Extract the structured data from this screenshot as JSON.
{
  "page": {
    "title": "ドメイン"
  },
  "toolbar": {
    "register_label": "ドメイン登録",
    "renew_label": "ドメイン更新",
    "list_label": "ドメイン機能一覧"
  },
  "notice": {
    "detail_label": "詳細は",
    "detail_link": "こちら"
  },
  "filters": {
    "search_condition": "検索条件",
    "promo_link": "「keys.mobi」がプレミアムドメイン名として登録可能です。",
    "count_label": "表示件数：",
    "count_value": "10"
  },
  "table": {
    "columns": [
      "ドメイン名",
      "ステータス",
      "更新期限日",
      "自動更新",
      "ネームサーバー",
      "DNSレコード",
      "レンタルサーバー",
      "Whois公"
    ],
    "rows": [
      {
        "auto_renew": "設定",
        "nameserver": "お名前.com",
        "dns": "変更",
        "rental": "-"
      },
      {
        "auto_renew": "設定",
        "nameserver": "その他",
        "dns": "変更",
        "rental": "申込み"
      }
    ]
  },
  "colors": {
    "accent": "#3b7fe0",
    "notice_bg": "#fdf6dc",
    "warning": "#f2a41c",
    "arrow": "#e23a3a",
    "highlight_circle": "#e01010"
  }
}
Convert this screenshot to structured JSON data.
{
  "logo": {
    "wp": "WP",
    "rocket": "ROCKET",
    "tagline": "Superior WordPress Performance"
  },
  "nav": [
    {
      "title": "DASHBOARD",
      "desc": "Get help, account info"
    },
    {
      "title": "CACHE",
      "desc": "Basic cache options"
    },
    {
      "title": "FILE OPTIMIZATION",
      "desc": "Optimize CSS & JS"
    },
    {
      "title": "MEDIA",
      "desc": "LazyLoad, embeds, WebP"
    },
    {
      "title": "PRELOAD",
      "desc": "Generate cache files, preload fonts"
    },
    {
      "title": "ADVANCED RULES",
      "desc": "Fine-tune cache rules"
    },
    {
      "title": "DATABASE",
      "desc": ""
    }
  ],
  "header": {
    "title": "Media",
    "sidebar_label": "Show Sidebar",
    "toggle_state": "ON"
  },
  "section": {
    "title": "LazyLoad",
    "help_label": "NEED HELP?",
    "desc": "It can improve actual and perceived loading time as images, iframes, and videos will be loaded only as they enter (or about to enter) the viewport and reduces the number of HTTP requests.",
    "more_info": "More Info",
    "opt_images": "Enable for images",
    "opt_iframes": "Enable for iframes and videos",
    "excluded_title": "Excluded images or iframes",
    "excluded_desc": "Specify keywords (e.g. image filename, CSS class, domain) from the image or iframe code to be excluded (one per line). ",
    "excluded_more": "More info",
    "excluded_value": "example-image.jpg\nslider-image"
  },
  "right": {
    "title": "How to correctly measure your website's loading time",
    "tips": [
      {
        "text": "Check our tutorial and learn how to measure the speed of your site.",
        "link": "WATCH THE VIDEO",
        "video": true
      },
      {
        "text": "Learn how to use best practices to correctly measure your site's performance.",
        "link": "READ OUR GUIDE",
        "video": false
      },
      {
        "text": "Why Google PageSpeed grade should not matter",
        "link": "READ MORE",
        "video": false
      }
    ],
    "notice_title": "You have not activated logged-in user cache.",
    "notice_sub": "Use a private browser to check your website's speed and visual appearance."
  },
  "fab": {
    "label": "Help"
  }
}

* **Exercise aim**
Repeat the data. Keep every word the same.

* **Written solution**
Extract the structured data from this screenshot as JSON.
{
  "page": {
    "title": "ドメイン"
  },
  "toolbar": {
    "register_label": "ドメイン登録",
    "renew_label": "ドメイン更新",
    "list_label": "ドメイン機能一覧"
  },
  "notice": {
    "detail_label": "詳細は",
    "detail_link": "こちら"
  },
  "filters": {
    "search_condition": "検索条件",
    "promo_link": "「keys.mobi」がプレミアムドメイン名として登録可能です。",
    "count_label": "表示件数：",
    "count_value": "10"
  },
  "table": {
    "columns": [
      "ドメイン名",
      "ステータス",
      "更新期限日",
      "自動更新",
      "ネームサーバー",
      "DNSレコード",
      "レンタルサーバー",
      "Whois公"
    ],
    "rows": [
      {
        "auto_renew": "設定",
        "nameserver": "お名前.com",
        "dns": "変更",
        "rental": "-"
      },
      {
        "auto_renew": "設定",
        "nameserver": "その他",
        "dns": "変更",
        "rental": "申込み"
      }
    ]
  },
  "colors": {
    "accent": "#3b7fe0",
    "notice_bg": "#fdf6dc",
    "warning": "#f2a41c",
    "arrow": "#e23a3a",
    "highlight_circle": "#e01010"
  }
}
Convert this screenshot to structured JSON data.
{
  "logo": {
    "wp": "WP",
    "rocket": "ROCKET",
    "tagline": "Superior WordPress Performance"
  },
  "nav": [
    {
      "title": "DASHBOARD",
      "desc": "Get help, account info"
    },
    {
      "title": "CACHE",
      "desc": "Basic cache options"
    },
    {
      "title": "FILE OPTIMIZATION",
      "desc": "Optimize CSS & JS"
    },
    {
      "title": "MEDIA",
      "desc": "LazyLoad, embeds, WebP"
    },
    {
      "title": "PRELOAD",
      "desc": "Generate cache files, preload fonts"
    },
    {
      "title": "ADVANCED RULES",
      "desc": "Fine-tune cache rules"
    },
    {
      "title": "DATABASE",
      "desc": ""
    }
  ],
  "header": {
    "title": "Media",
    "sidebar_label": "Show Sidebar",
    "toggle_state": "ON"
  },
  "section": {
    "title": "LazyLoad",
    "help_label": "NEED HELP?",
    "desc": "It can improve actual and perceived loading time as images, iframes, and videos will be loaded only as they enter (or about to enter) the viewport and reduces the number of HTTP requests.",
    "more_info": "More Info",
    "opt_images": "Enable for images",
    "opt_iframes": "Enable for iframes and videos",
    "excluded_title": "Excluded images or iframes",
    "excluded_desc": "Specify keywords (e.g. image filename, CSS class, domain) from the image or iframe code to be excluded (one per line). ",
    "excluded_more": "More info",
    "excluded_value": "example-image.jpg\nslider-image"
  },
  "right": {
    "title": "How to correctly measure your website's loading time",
    "tips": [
      {
        "text": "Check our tutorial and learn how to measure the speed of your site.",
        "link": "WATCH THE VIDEO",
        "video": true
      },
      {
        "text": "Learn how to use best practices to correctly measure your site's performance.",
        "link": "READ OUR GUIDE",
        "video": false
      },
      {
        "text": "Why Google PageSpeed grade should not matter",
        "link": "READ MORE",
        "video": false
      }
    ],
    "notice_title": "You have not activated logged-in user cache.",
    "notice_sub": "Use a private browser to check your website's speed and visual appearance."
  },
  "fab": {
    "label": "Help"
  }
}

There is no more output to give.